PROBLEM TO SOLVE => Look through the entries below, please, and copy every line with the word "Tiziana".

RECORDS FOR PROCESSING =>
○ ○ ○
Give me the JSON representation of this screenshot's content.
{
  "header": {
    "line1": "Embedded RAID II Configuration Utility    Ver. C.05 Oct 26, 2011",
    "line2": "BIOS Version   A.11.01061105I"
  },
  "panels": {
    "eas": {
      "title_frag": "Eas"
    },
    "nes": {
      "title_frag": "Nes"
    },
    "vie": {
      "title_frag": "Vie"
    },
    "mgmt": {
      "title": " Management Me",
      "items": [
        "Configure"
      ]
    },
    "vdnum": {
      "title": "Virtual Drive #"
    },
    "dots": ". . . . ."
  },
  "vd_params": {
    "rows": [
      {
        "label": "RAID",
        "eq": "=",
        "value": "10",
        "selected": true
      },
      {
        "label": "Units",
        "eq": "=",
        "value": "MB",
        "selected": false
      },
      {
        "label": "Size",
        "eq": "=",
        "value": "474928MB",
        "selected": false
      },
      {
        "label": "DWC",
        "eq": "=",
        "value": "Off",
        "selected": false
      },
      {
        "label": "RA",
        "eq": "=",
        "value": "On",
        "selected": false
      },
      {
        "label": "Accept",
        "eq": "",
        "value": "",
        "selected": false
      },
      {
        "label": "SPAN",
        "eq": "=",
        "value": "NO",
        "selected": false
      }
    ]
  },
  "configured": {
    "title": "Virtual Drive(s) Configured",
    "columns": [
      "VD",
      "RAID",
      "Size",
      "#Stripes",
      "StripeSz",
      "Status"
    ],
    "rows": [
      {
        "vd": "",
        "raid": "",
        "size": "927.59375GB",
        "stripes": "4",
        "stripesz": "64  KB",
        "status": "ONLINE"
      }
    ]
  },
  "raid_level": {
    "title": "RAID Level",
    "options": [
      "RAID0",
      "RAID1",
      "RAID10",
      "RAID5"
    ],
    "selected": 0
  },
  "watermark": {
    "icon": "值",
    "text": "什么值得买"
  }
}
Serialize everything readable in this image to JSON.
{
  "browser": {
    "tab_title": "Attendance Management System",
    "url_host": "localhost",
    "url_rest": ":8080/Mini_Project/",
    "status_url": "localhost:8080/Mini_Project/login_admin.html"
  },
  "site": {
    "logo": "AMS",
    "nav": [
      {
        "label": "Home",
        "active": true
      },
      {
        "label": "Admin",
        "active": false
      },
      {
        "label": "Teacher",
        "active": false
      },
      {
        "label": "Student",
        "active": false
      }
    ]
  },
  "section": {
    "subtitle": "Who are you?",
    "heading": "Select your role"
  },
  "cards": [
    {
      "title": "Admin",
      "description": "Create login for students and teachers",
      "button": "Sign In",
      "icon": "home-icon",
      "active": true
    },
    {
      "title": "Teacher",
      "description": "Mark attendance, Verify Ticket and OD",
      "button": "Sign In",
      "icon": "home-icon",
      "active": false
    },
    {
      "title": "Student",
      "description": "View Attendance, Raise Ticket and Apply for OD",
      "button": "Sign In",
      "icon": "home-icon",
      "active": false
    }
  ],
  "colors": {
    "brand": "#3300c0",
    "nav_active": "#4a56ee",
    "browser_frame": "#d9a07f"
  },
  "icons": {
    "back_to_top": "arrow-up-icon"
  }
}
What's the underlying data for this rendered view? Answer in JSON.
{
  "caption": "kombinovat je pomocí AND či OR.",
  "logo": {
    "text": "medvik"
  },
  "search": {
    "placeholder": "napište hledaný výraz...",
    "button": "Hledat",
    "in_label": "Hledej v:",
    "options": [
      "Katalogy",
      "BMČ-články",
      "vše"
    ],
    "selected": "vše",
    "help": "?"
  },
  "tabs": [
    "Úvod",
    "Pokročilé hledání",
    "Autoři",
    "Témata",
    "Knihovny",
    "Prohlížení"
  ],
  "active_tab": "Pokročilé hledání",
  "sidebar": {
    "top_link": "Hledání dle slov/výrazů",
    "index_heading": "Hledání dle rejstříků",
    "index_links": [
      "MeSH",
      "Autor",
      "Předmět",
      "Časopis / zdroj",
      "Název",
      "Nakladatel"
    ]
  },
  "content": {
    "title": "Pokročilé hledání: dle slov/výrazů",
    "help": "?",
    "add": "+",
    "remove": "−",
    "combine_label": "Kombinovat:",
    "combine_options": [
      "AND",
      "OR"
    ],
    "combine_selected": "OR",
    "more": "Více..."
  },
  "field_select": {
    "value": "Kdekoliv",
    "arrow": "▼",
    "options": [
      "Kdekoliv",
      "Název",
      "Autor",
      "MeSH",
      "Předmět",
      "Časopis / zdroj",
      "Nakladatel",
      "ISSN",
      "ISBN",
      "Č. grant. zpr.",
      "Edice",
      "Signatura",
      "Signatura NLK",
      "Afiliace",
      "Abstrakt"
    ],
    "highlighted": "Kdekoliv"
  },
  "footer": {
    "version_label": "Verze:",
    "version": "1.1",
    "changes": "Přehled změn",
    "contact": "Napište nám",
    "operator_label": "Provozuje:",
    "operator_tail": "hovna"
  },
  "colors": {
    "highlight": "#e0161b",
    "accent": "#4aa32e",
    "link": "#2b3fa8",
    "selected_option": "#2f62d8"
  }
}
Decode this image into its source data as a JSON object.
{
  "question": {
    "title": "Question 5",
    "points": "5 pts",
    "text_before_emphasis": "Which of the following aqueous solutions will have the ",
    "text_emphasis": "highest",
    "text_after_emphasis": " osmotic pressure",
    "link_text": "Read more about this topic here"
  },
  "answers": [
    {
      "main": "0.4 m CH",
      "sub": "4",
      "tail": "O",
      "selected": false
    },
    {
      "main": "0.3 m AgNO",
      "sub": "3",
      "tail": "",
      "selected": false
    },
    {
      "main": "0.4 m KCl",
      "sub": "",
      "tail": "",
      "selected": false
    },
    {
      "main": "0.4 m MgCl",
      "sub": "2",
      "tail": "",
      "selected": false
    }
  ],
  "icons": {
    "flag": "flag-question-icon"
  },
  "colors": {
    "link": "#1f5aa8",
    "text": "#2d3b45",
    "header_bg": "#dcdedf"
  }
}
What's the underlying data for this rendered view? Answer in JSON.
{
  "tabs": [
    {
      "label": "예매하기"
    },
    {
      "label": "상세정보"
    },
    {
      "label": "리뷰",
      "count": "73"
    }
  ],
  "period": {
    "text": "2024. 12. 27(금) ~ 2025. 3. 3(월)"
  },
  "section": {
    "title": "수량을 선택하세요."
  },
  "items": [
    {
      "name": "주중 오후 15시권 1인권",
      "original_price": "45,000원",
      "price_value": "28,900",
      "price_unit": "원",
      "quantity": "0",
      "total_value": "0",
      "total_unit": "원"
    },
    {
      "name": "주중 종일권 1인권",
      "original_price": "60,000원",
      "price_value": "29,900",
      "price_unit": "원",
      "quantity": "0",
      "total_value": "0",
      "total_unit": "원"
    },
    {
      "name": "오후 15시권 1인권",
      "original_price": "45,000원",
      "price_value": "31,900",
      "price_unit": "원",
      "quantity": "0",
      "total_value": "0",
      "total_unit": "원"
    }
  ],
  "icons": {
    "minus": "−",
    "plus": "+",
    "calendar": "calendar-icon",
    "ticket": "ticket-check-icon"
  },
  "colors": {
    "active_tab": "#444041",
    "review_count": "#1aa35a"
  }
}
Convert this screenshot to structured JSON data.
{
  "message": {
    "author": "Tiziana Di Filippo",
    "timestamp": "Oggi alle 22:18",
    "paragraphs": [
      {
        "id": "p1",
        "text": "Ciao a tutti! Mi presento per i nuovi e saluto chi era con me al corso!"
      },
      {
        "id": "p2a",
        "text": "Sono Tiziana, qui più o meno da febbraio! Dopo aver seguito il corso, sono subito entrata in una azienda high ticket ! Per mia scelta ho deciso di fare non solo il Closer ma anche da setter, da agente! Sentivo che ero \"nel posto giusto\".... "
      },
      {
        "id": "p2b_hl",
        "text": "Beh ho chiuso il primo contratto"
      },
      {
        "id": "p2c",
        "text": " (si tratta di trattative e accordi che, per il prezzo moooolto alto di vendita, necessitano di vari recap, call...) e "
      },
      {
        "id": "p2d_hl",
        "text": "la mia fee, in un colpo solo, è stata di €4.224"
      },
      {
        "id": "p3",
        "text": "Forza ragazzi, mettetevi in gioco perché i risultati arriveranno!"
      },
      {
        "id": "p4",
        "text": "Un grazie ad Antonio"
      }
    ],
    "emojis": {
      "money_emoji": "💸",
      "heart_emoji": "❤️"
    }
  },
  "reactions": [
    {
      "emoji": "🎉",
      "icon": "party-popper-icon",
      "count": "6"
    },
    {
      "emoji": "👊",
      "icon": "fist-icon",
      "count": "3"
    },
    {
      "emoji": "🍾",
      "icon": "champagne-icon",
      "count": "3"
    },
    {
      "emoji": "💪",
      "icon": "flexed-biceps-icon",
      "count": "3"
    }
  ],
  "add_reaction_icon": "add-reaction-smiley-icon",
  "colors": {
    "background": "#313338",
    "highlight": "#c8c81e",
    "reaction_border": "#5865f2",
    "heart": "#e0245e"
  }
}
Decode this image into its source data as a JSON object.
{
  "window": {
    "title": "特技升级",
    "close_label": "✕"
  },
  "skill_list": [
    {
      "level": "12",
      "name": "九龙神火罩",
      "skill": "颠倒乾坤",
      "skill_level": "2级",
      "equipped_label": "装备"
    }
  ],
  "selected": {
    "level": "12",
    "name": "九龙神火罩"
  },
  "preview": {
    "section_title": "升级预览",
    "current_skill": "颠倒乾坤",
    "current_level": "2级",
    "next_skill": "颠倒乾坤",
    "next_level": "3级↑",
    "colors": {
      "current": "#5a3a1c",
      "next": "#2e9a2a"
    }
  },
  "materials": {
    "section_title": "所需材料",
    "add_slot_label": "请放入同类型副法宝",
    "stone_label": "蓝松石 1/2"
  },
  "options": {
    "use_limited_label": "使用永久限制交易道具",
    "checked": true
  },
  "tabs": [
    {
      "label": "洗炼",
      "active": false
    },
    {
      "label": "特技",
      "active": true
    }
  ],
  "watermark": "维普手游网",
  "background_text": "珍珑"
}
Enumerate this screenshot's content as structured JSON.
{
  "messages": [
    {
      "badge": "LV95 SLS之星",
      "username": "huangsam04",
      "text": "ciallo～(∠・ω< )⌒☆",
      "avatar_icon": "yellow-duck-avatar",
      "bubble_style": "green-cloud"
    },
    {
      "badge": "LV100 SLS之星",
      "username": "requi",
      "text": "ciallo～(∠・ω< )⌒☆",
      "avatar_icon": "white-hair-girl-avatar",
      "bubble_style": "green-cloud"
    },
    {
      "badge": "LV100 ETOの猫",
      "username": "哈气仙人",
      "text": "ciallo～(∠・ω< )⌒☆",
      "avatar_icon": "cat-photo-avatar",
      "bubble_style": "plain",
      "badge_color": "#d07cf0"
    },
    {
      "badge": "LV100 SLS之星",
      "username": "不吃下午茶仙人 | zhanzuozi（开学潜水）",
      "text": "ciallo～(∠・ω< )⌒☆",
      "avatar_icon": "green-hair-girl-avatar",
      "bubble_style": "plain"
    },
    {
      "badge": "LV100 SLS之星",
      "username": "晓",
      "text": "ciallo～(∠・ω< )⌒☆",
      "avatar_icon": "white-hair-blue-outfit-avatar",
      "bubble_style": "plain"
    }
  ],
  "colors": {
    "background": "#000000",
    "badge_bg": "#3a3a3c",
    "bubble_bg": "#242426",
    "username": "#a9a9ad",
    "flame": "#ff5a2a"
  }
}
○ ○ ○
YOUR SOLUTION =>
    "author": "Tiziana Di Filippo",
        "text": "Sono Tiziana, qui più o meno da febbraio! Dopo aver seguito il corso, sono subito entrata in una azienda high ticket ! Per mia scelta ho deciso di fare non solo il Closer ma anche da setter, da agente! Sentivo che ero \"nel posto giusto\".... "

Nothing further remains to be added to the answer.